The choruses hark back to the raucous, music hall sing-alongs of old. They are played much faster. The highlight, though, has to be Madame Thénardier’s contribution, where she roasts her husband.
10. “Empty Chairs And Empty Tables”
Marius is the only survivor of the barricade. He returns to the ABC Café where he and his friends planned the revolution. Surrounded by “Empty Chairs and Empty Tables,” it is evident he is struggling with survivor’s guilt. The lyrics are littered with classic signs. He recalls flashbacks and seeks forgiveness.
The song uses a leitmotif from an earlier song. The tune is the same as that sung by the bishop in “The Bishop.” “I have saved your soul for God,” he explains to Valjean after the latter stole from him. In turn, Valjean saves Marius’s life at the barricade.
Again, this song translated very well from stage to screen. The acapella (without music) first verse, choked-up vocal, and close-up shots of a tearful Eddie Redmayne made for a very moving performance.
11. “Who Am I?”
Earlier in the show, we learned that Valjean has gone from convict to Mayor. However, this turn of fortune gets threatened when Javert mistakenly arrests another in his place. Valjean faces a dilemma: “Who Am I?”
Should he speak up to free an innocent man or continue to live under an “alibi,” not abandon his “hundreds of workers,” and enjoy freedom after he “struggled for so long”? At the end of the day, his “soul belongs to God,” who gave him “hope when hope was gone.”
Opting for the narrow path, trusting it leads to life, he defiantly declares to Javert that he is “Jean Valjean … 24601!” The impressive top B — or top A in this blog’s accompanying video — alone secures this song’s place in the top 13!
12. “At The End Of The Of the Day”
“At the End of the Day” really paints a picture of the hardships experienced by the poor. In the first four stanzas, you can tangibly feel the civil unrest. The lyrics “one day” feature three times. It foreshadows the song “One Day More,” when the time comes for the “reckoning … to be reckoned.”
The music creates a sense of urgency. Whirring strings, frenetic brass fanfares, and the fast tempo (speed) depict the utter desperation. It also drives the action forward.
Fantine is introduced. Her rejection of repeated advances from the foreman has rattled her coworkers, who experience his wrath as a result. They seek revenge by trying to get her sacked after learning she has an illegitimate child. A fight ensues, and Valjean breaks up the commotion. Dressed a lot sharper, he has gone from convict to “mayor of this town.”
13. “Little People”
Ending on a lighter note, “Little People” is a song sung by the delightfully cheeky and endearing street urchin Gavroche. It might seem an odd choice, being such a small snippet of the show. Nevertheless, Gavroche is one of the reasons why the musical exists at all, which just “goes to show what little people can do.”

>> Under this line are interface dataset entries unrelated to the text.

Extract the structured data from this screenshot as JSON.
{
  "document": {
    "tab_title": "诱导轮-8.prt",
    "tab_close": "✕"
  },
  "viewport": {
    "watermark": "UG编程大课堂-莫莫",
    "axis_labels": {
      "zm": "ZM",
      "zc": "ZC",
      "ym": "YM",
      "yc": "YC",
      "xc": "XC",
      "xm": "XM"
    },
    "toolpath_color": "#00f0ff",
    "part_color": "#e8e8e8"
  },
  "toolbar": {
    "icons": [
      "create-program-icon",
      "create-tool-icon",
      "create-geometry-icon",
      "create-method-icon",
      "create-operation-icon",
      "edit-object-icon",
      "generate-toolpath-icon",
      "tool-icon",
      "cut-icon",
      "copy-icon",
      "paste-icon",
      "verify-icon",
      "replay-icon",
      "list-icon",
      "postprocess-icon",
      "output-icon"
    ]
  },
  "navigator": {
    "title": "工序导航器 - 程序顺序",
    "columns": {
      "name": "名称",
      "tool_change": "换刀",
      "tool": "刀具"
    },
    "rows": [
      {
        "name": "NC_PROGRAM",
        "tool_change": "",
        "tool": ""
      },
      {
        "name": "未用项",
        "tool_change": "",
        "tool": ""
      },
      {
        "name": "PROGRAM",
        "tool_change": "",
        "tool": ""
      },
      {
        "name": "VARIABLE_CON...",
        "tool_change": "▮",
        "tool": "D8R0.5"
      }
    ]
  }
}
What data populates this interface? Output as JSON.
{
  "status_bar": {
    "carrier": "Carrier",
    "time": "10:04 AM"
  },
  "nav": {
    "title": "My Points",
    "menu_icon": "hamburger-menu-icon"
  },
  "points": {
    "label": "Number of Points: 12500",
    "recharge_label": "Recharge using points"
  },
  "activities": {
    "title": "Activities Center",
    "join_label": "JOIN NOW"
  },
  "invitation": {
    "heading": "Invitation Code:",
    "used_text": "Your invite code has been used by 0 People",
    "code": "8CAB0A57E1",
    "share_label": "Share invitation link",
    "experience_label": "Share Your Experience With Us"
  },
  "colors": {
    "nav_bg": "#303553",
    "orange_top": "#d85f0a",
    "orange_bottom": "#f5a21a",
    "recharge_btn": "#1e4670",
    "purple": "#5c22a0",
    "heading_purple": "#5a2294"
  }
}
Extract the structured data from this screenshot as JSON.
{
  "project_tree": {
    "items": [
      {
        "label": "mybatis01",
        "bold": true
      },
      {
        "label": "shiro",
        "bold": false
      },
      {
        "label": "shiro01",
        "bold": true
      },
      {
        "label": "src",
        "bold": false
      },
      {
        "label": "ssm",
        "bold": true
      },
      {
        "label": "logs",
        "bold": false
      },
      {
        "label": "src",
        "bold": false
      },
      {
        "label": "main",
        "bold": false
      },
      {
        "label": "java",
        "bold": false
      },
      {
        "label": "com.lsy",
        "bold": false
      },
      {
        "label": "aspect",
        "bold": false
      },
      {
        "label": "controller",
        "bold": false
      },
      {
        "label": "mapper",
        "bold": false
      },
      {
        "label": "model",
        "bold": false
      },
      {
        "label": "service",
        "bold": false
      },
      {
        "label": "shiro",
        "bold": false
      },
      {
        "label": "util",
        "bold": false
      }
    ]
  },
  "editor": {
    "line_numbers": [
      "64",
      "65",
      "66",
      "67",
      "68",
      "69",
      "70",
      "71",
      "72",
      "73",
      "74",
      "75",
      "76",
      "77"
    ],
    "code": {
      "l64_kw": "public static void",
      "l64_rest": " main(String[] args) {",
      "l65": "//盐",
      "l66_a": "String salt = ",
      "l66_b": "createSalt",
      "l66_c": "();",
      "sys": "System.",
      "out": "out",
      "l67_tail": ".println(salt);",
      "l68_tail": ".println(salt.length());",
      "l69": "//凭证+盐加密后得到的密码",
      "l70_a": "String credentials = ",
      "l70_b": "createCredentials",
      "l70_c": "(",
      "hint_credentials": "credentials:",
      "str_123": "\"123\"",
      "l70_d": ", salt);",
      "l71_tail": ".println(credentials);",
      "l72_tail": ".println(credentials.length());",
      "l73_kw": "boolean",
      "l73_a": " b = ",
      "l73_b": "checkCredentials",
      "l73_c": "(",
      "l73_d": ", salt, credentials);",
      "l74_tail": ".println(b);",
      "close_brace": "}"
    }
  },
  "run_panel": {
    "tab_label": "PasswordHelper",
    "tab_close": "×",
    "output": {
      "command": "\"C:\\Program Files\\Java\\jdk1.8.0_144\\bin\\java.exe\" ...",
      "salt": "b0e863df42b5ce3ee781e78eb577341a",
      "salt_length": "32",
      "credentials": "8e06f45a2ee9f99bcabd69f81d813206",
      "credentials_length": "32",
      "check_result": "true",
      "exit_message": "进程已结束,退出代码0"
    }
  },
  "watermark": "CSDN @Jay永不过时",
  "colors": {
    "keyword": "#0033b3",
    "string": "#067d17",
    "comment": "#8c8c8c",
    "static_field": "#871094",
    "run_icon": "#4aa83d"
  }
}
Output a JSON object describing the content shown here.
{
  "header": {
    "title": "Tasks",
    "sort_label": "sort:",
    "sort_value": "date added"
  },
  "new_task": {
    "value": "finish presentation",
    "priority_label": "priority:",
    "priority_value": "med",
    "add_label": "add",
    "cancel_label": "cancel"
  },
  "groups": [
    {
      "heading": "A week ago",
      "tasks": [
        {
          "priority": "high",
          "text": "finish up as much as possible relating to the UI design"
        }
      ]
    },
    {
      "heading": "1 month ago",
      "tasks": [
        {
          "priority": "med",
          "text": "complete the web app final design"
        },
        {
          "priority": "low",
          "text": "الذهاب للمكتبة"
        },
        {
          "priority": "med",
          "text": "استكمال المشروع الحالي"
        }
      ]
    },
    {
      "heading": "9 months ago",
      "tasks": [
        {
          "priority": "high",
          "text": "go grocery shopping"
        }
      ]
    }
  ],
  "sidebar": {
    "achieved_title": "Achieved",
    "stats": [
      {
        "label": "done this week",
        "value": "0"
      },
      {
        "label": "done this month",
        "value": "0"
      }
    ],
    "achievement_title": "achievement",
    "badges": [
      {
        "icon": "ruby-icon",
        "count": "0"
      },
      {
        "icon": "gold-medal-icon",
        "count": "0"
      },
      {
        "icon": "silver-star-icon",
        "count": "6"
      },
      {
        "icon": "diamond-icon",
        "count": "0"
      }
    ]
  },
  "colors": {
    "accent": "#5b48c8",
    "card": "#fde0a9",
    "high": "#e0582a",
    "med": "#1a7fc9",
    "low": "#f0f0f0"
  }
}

In an interview with the LA Times, Boublil regales watching a production of Oliver! the musical in London. The Artful Dodger reminded him of Gavroche. He said, “I started really to see two shows on that stage. One was “Oliver playing in front of me, and the other … I was seeing Valjean, Javert, Cosette.” He immediately started researching Les Misérables the next day.
Summing Up Our List Of Les Misérables Songs
There you have it, our top 13 songs from Les Misérables, a show full of heartbreaking ballads, tackling themes of unrequited love to shattered dreams. A musical with rousing anthems that speak of rebellion. Unlucky number 13 seems a befitting total!
Unlike the characters, the musical has had enduring success. This year (2023), the show reached an impressive milestone. A whopping 15,000 performances have taken place in the West End. Keep this up and we can look forward to the 24,601st performance at the Royal Albert Hall. According to our calculations, that will be roughly … 23 years from now!